In sangha you are reminded that you are not alone in the journey.  At the same time, I have felt alone in sangha.  I have felt different than the others and many times this difference stands out in a way that is uncomfortable.  Then it is time to remember that everyone’s path is different.  There is no one with exactly the same path as my own.  So, how do I respond to the uncomfortable situations?

Our sangha friends are there to assist us by reflecting back to us the ways in which we respond to the events of life.  This doesn’t mean that these friends are to sit in judgment around our actions but by living fully on the path we support our living there as well.  When they falter, we are there to witness the faltering and sense the familiarity of their situation in our own life.

Many have said to me that they do not need a sangha. My response has been, “Then where are you going to go when you are fully liberated? Who will know and understand the journey you have taken and your vow to be awake?”


Sixteen Bodhisattva Precepts for Liberation
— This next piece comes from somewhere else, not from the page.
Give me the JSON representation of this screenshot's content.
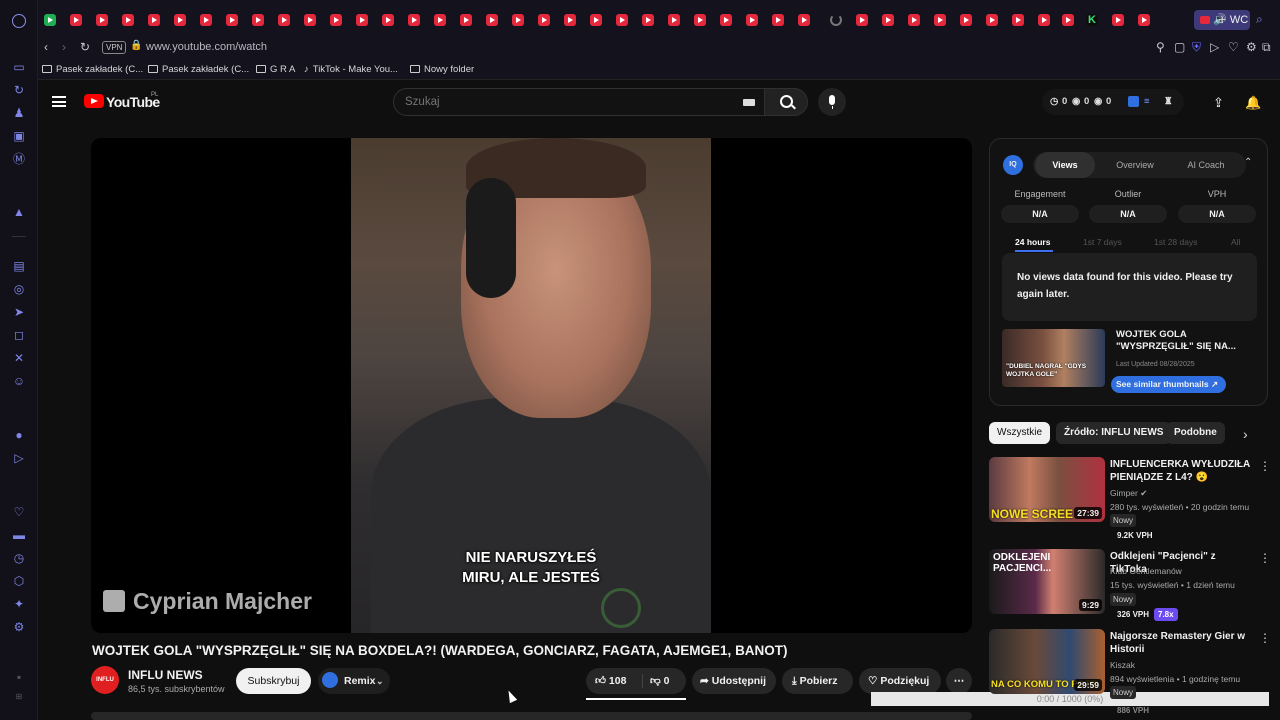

Common meaning – [a word not in the general population] one who thinks about others salvation and not just their own

Buddhist meaning – one who lives by vows and refrains from entering nirvana until all can enter

Zenju Osho’s view – one who takes action to end suffering for all of humanity…no one left behind



Common meaning: rule, instruction, moral conduct, order, or commandment

Buddhist meaning: the foundation for the walk on in the way of Shakyamuni Buddha

Zenju Osho’s view: Grandmother wisdom for co-existence with everyone and everything



Common meaning: the act of being freed from a captivity (slavery, imprisonment, etc.)

Buddhist meaning: to free oneself from clinging to the feelings and perceptions that cause suffering

Zenju Osho’s view: to realize the freedom we inherited at birth


The Sixteen Precepts

Three Refuges

  1. We take refuge in Buddha
  2. We take refuge in Dharma
  3. We take refuge in Sangha


Three Pure Precepts

  1. To do no evil
  2. To do good
  3. To save all beings.


Ten Essential Precepts

  1. A disciple of Buddha does not kill but rather cultivates and encourages life.
  2. A disciple of Buddha does not take what is not given but rather cultivates and encourages generosity.
  3. A disciple of Buddha does not misuse sexuality but rather cultivates and encourages open and honest relationships.
  4. A disciple of Buddha does not lie but rather cultivates and encourages truthful communication.
  5. A disciple of Buddha does not intoxicate self or others but rather cultivates and encourages clarity.
  6. A disciple of Buddha does not slander others but rather cultivates and encourages respectful speech.
  7. A disciple of Buddha does not praise self at the expense of others but rather cultivates and encourages self and others to abide in their awakened nature.
  8. A disciple of Buddha is not possessive of anything but rather cultivates and encourages mutual support.
  9. A disciple of Buddha does not harbor ill-will but rather cultivates and encourages lovingkindness and understanding.
  10. A disciple of Buddha does not abuse the Three Treasures but rather cultivates and encourages awakening, the path and teaching of awakening and the community that takes refuge in awakening.


Suggested Books

Being Upright: Zen Meditation and Bodhisattva Precepts –  by Tenshin Reb Anderson

Waking Up To What You Do: A Zen Practice for Meeting Every Situation with Intelligence and Compassion  – by Diane Eshin Rizzeto



(revised 9/30/2020)